▶ [Exercise description]:
Each line below that contains the word "springen" is to be counted; give only the final number.
(Listed entries begins)
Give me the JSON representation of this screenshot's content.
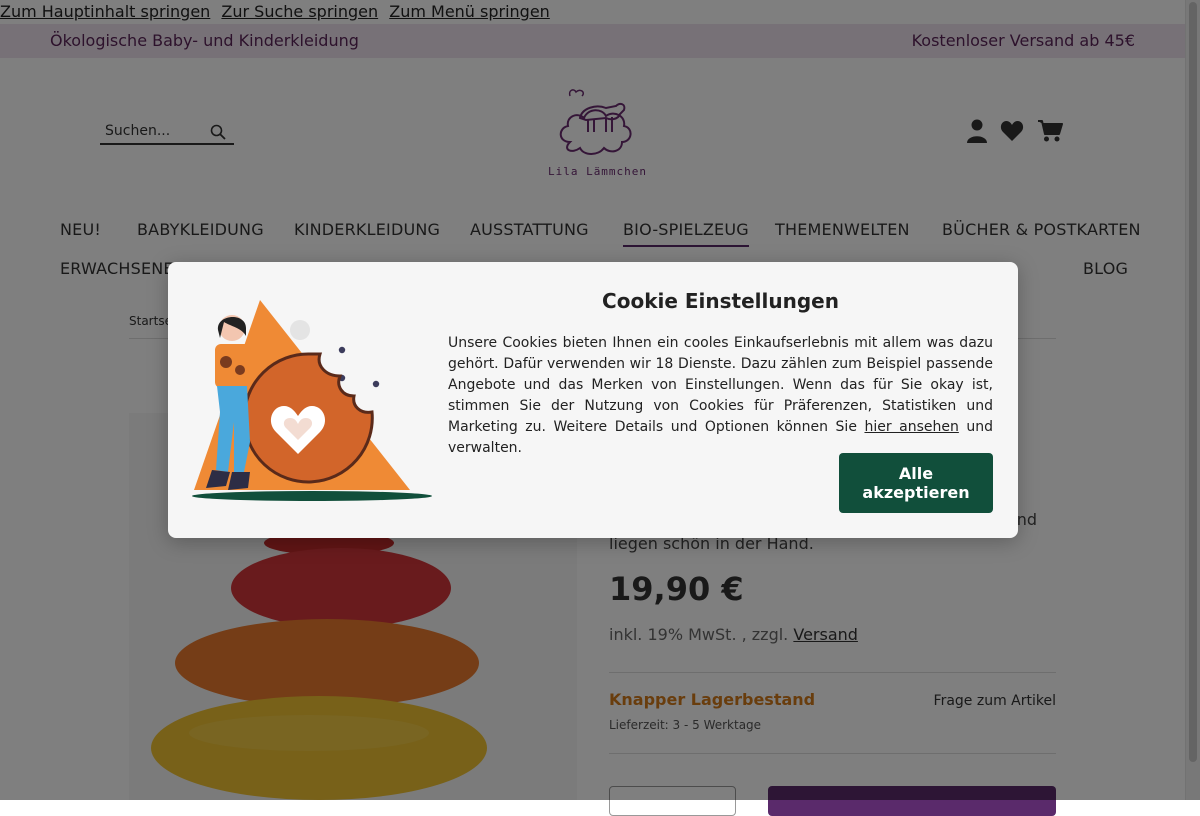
{
  "skip_links": [
    "Zum Hauptinhalt springen",
    "Zur Suche springen",
    "Zum Menü springen"
  ],
  "topbar": {
    "left": "Ökologische Baby- und Kinderkleidung",
    "right": "Kostenloser Versand ab 45€"
  },
  "search": {
    "placeholder": "Suchen..."
  },
  "logo": {
    "text": "Lila Lämmchen"
  },
  "nav": {
    "items": [
      "NEU!",
      "BABYKLEIDUNG",
      "KINDERKLEIDUNG",
      "AUSSTATTUNG",
      "BIO-SPIELZEUG",
      "THEMENWELTEN",
      "BÜCHER & POSTKARTEN",
      "ERWACHSENE",
      "BLOG"
    ],
    "active": "BIO-SPIELZEUG"
  },
  "breadcrumb": {
    "first": "Startse"
  },
  "product": {
    "desc_fragment_right": "nd",
    "desc_line2": "liegen schön in der Hand.",
    "price": "19,90 €",
    "tax_text": "inkl. 19% MwSt. , zzgl.",
    "shipping_link": "Versand",
    "stock": "Knapper Lagerbestand",
    "delivery": "Lieferzeit: 3 - 5 Werktage",
    "question": "Frage zum Artikel"
  },
  "cookie": {
    "title": "Cookie Einstellungen",
    "text_before_link": "Unsere Cookies bieten Ihnen ein cooles Einkaufserlebnis mit allem was dazu gehört. Dafür verwenden wir 18 Dienste. Dazu zählen zum Beispiel passende Angebote und das Merken von Einstellungen. Wenn das für Sie okay ist, stimmen Sie der Nutzung von Cookies für Präferenzen, Statistiken und Marketing zu. Weitere Details und Optionen können Sie",
    "link": "hier ansehen",
    "text_after_link": "und verwalten.",
    "accept_button": "Alle akzeptieren"
  },
  "colors": {
    "topbar_bg": "#efe3ef",
    "brand_purple": "#5a2a6b",
    "accept_green": "#114f3b",
    "stock_orange": "#d27a1a"
  },
  "icons": [
    "search-icon",
    "user-icon",
    "heart-icon",
    "cart-icon",
    "sheep-logo"
  ]
}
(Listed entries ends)
▶ [Task result]:
3